  • Bruce Lee is source to allgame. Jagged85 made no mention of any significance to the genre, and neither does the source. In fact, the source doesn't even call it a beat 'em up. So just wtf is it doing here? bridies (talk) 16:04, 20 September 2012 (UTC)
  • And lets not forget Chinese Hero, again sourced to a KLOV entry, with again no mention of "beat 'em up" let alone any claim of significance to the genre. bridies (talk) 16:08, 20 September 2012 (UTC)


In the opening paragraphs, it says:

"The genre has been less popular since the emergence of 3D-based mass-market games..."

In the History section, the article says:

"Despite these releases [DYNASTY WARRIORS, YAKUZA, etc.], game reviewers started to pronounce that the genre had died off."

But then the last paragraph in the History section begins with:

"In recent years, the beat 'em up genre has seen a revival in the form of popular 3D hack and slash games in the style of Devil May Cry (2001 onwards), including Ninja Gaiden (2004 onwards), God of War (2005 onwards), Heavenly Sword (2007), Afro Samurai (2009),[52] and Bayonetta (2009)."

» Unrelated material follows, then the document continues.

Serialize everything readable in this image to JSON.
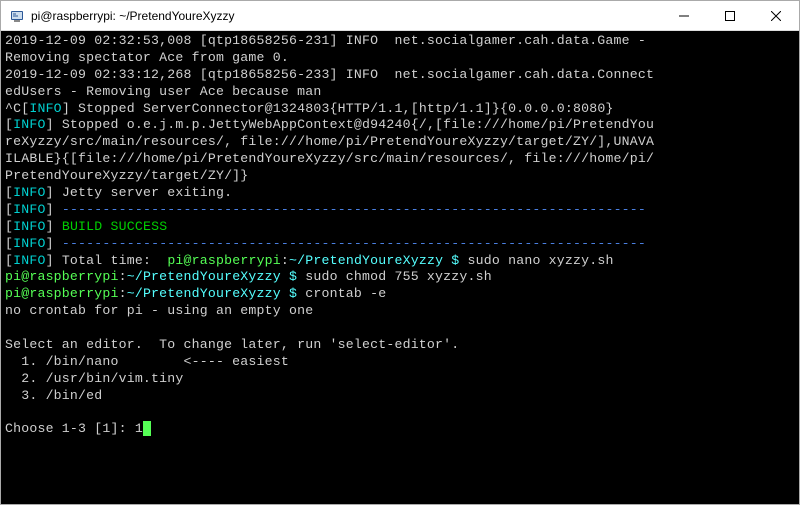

This is confusing. Has the genre died off or not then? Can DEVIL MAY CRY and GOD OF WAR really be classified as beat-em-up games? If "Yes", then the last statement contradicts the above statements. Both DEVIL MAY CRY and GOD OF WAR are incredibly popular franchises which have sold millions worldwide. GOD OF WAR itself is a system seller. I would hardly call them representatives of of a "dying genre" or "less popular". They have incredible presence within the video game industry. If we were to judge the popularity of beat-em-up games based purely on the aforementioned franchises, then clearly the genre is flourishing.

I'm guessing what the author (or authors) is trying to convey here is that modern action games like DMC and GOD OF WAR, while not pure beat-em-up games, have taken inspiration from the genre. Or maybe the beat-em-up genre has not died off, but has been incorporated the 3-D action adventure genre, which has enjoyed immense popularity in recent years. It's the "pure beat-em-up" genre (simplistic action games like FINAL FIGHT, STREETS OF RAGE, etc.) that is disappearing, with more complex action games like DEVIL MAY CRY rising in popularity. However these newer complex action games owe their roots to the beat-em-up genre. I think the article should make this distinction clearer. For example, how about saying "3-D action adventure games like DEVIL MAY CRY and GOD OF WAR have taken inspiration from classic beat-em-ups to create a new 3-D action genre which is flourishing in the market." or "The classic beat-em-up template inspired modern 3-D action games like DEVIL MAY CRY and GOD OF WAR, which have enjoyed immense popularity in recent years." The way it reads now, it's a little misleading. (talk) 01:25, 7 September 2015 (UTC)